Sports Logo Case Study #7—Minnesota Twins
The seventh in an ongoing series of entries about vintage sports identities. Sports fans, as I have often said, are the most ardent brand loyalists on the face of the earth. There are stories to be told here at the intersection of art, commerce, history, and fandom.
Visit Target Field in Minneapolis for a Twins game and you will be greeted by a 46-foot high neon sign of the club's original logo; the two mammoth twins Minnie and Paul, eternally shaking hands while spanning the Mississippi River. Minnie and Paul (of course) represent the great Twin Cities of Minneapolis and St. Paul and they will literally loom large over the 2014 All Star Game at Target Field.
The logo, in one form or another, has been a franchise fixture for much of its time in Minnesota since they first moved from Washington DC in 1961. The emblem made its debut on the day the franchise was designated as the "Twins," November 26, 1960.
The American League formally approved the move of the Washington Senators to Minnesota on October 26, 1960. The initial preference was for the club to be called the "Twin Cities Twins." Not wanting to favor either Minneapolis or St Paul, team owner Calvin Griffith ultimately compromised, settling on "Minnesota Twins," thus making the club the first MLB team to be named after a state. The legacy of this lives on in the Twins' headwear "TC," which has been a visual staple for the vast majority of the history of the franchise.
Illustrator Ray Barton (1930-2010) created the iconic image of two baseball players, shaking hands across a river late in 1960. Barton's obituaries indicate that the artist was told that this work was originally to be used only on paper cups for beverage concessions at Twins games at Metropolitan Stadium. Whatever the case, Griffith decided to turn the drawing into the team's official logo. Barton was paid $15 for his artwork.

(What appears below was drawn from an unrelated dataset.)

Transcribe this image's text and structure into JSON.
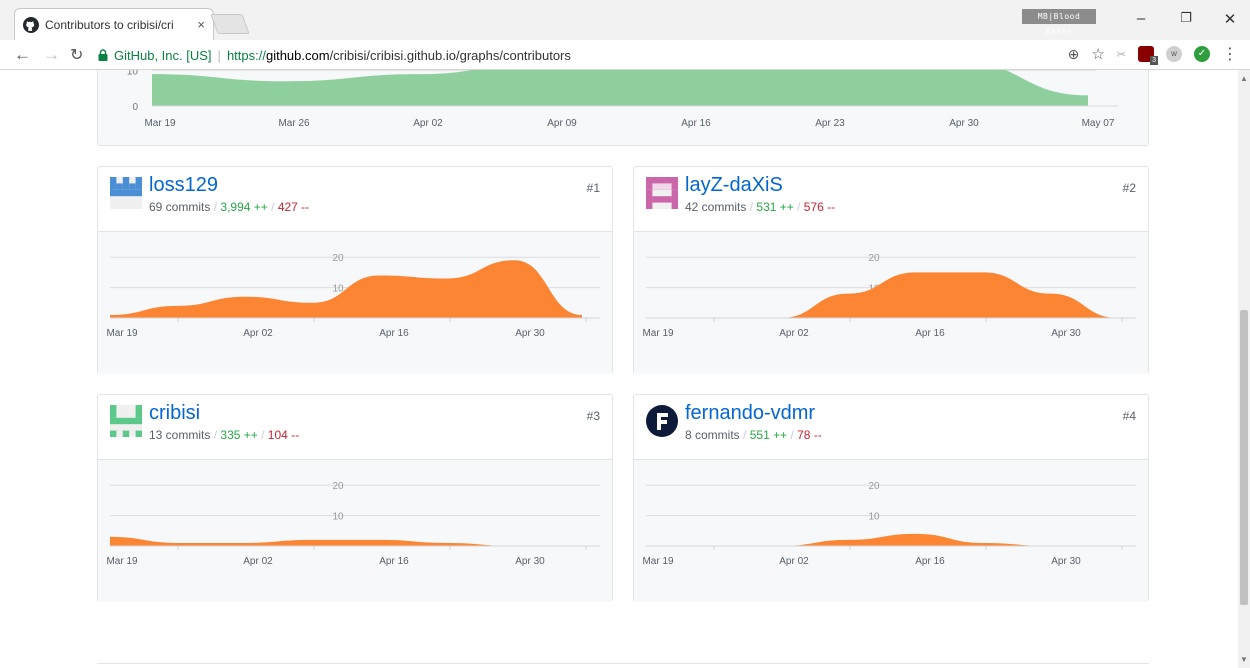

Minnie and Paul originally sported identical "MTs" on their uniforms. This changed by opening day of the inaugural 1961 season to an "M" and a "STP."

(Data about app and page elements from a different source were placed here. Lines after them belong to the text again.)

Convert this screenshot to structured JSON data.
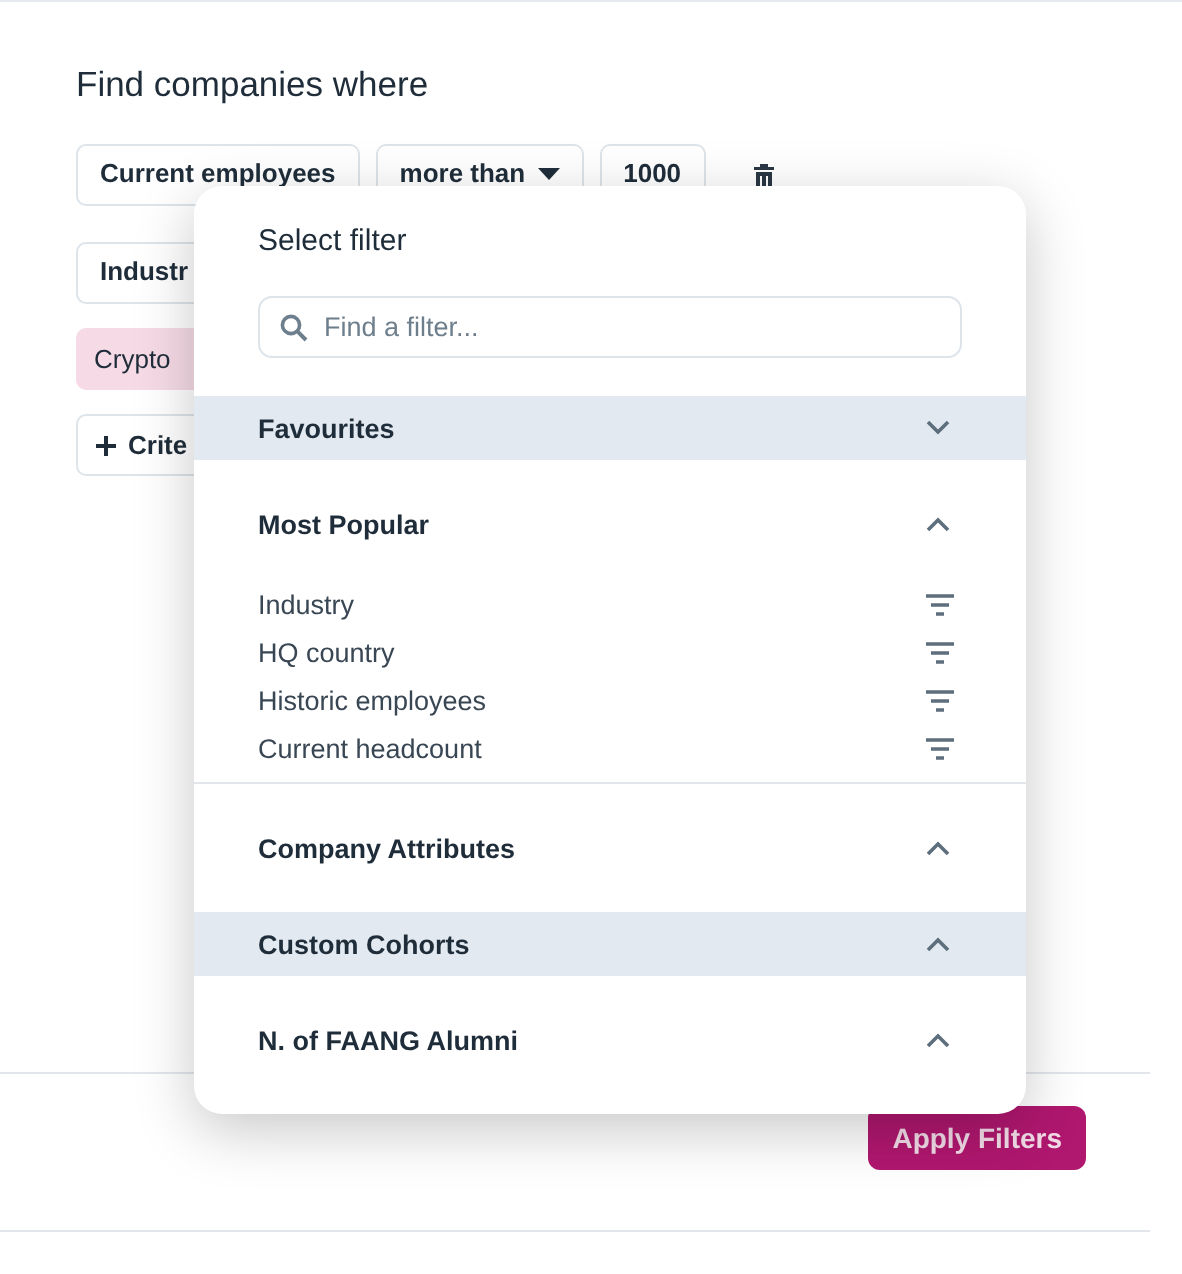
{
  "heading": "Find companies where",
  "criteria": [
    {
      "chips": [
        {
          "kind": "field",
          "label": "Current employees"
        },
        {
          "kind": "dropdown",
          "label": "more than"
        },
        {
          "kind": "field",
          "label": "1000"
        }
      ],
      "deletable": true
    },
    {
      "chips": [
        {
          "kind": "field",
          "label": "Industr"
        }
      ]
    },
    {
      "chips": [
        {
          "kind": "tag",
          "label": "Crypto"
        }
      ]
    },
    {
      "chips": [
        {
          "kind": "add",
          "label": "Crite"
        }
      ]
    }
  ],
  "apply_button": "Apply Filters",
  "popup": {
    "title": "Select filter",
    "search": {
      "placeholder": "Find a filter..."
    },
    "sections": [
      {
        "name": "Favourites",
        "expanded": false,
        "highlighted": true
      },
      {
        "name": "Most Popular",
        "expanded": true,
        "highlighted": false,
        "items": [
          "Industry",
          "HQ country",
          "Historic employees",
          "Current headcount"
        ]
      },
      {
        "name": "Company Attributes",
        "expanded": true,
        "highlighted": false
      },
      {
        "name": "Custom Cohorts",
        "expanded": true,
        "highlighted": true
      },
      {
        "name": "N. of FAANG Alumni",
        "expanded": true,
        "highlighted": false
      }
    ]
  }
}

The fortunes of the two twins have ebbed and flowed since that time—they were phased out in 1987 and were then revived as a sleeve patch for the team's 40th anniversary celebration in 2000. The club won two World Series without them, in 1987 and 1991. A revised version of the original logo returned to the club uniforms as a patch in 2002 and the twins have been embraced in a big way since the team moved into beautiful Target Field in 2010.

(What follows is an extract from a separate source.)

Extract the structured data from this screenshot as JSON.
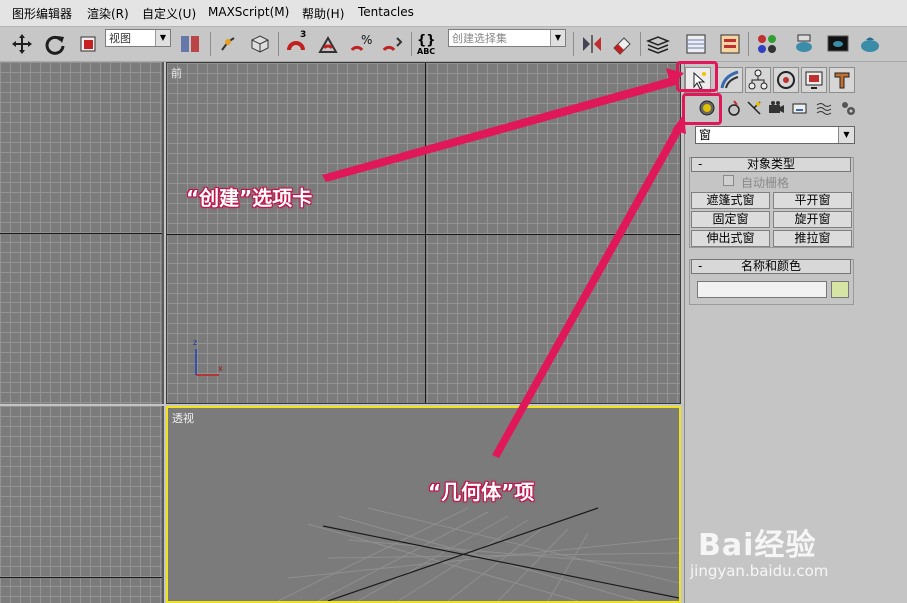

Finally, when the club introduced their uniforms for that first season on January 17, 1961 the "Twins" script featured both a tail and letterforms that would never see the field of play. The jerseys were revised prior to the start of the regular season—that script wordmark was worn for every single game, both at home and on the road, from 1961 until 1986. The script was revived as an alternate uniform in 2009 and remains part of the club identity today.